  7. Russ D.,

    The re-selling of such lists, etc. is protected by another form of IP law – trade secrets law. The fact is that makers of such compilations of such information already have numerous protections regarding the independent content they place into the compilation if the work is published (such as telephone directory) in copyright law or via trade secrets law if the list is a trade secret. To be blunt this is government-sponsoered rent-seeking on the part of these compilers and is just as nefarious and despicable as the Sony Bono copyright extension.

  8. So why can’t the owners of databases protect them through contracts with those given access to them? Seems like a a state subsidy to me.

  9. dragoon,

    They can; indeed, that is the nature of much trade secrets law. Again, this is government-sponsored rent-seeking here.

  10. Shannon Love,

    Databases, etc. are copyrightable; or rather, the portions that are independently created and at least have some “minimal degree of creativity” are copyrightable. Please see Feist Publications v. Rural Telephone Service (1991). What this legislation looks like is rent-seeking. The actual “facts” should never be copyrightable; the way those facts are arranged, etc. are copyrightable and should continue to be so, and it is in the latter that copyright holders make their money.

  11. I don’t see how this is any different from, say, Rand McNally copyrighting their street maps, though they can’t copyright the fact that I-91 is the best way to go from New England to Canada

  12. Jean Bart,

    Actually, strictly applying Copyright law to database could lead to a situation where certain entities effectively own facts.

    The DPA allows anyone to exactly duplicate another’s database as long as they do it independently. Under Copyright law, however, you cannot substantially duplicate another entities work even if you do so completely by accident. This situation occurs so often in music copyright law that they have a specific term for it. (Which escapes me at the moment.)
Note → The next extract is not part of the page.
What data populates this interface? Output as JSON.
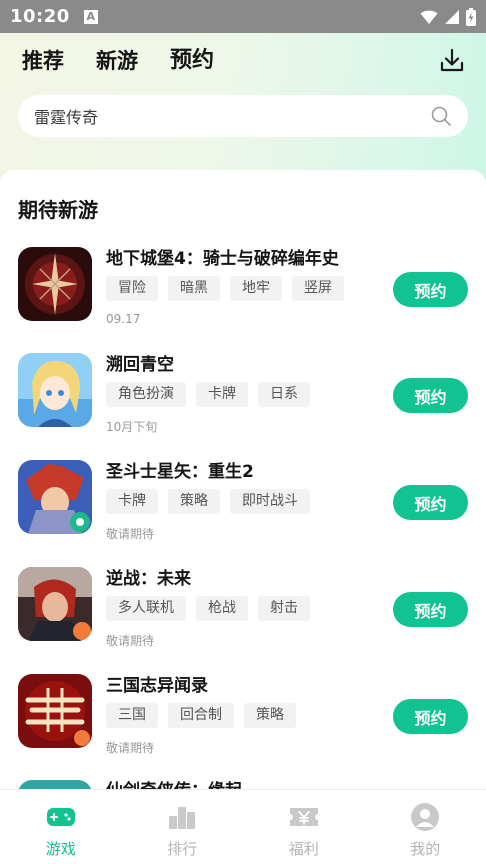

    In fact, Feist Publications v. Rural Telephone Service, placed the Copyright of a compilation not on the data but on the “format” or organization of the data. This would seem to indicate that when a database is copyrighted, it is the logical relationships between data fields that is copyrighted even if the database actually includes no records. This would seem to explicitly outlaw independently created databases using the same relationships even if the individual facts in the database are entirely different.

    Since the individual “facts” or records within an individual real world database can change literally second by second, the format of the database would be the only part that would remain constant enough to copyright.

    The DPA looks more and more like a necessary updating of the law to keep pace with technology. It lets people profit from information they correlate while allowing other to profit by independently duplicating their efforts. This will create competition in database creation and disturbution. The end result is more information for everybody.

  13. EMAIL: nospam@nospampreteen-sex.info
    IP: 218.27.89.146
    URL: http://preteen-sex.info
    DATE: 05/21/2004 02:31:49
    He who has a thousand friends has not a friend to spare,And he who has one enemy will meet him everywhere.

Please to post comments

Comments are closed.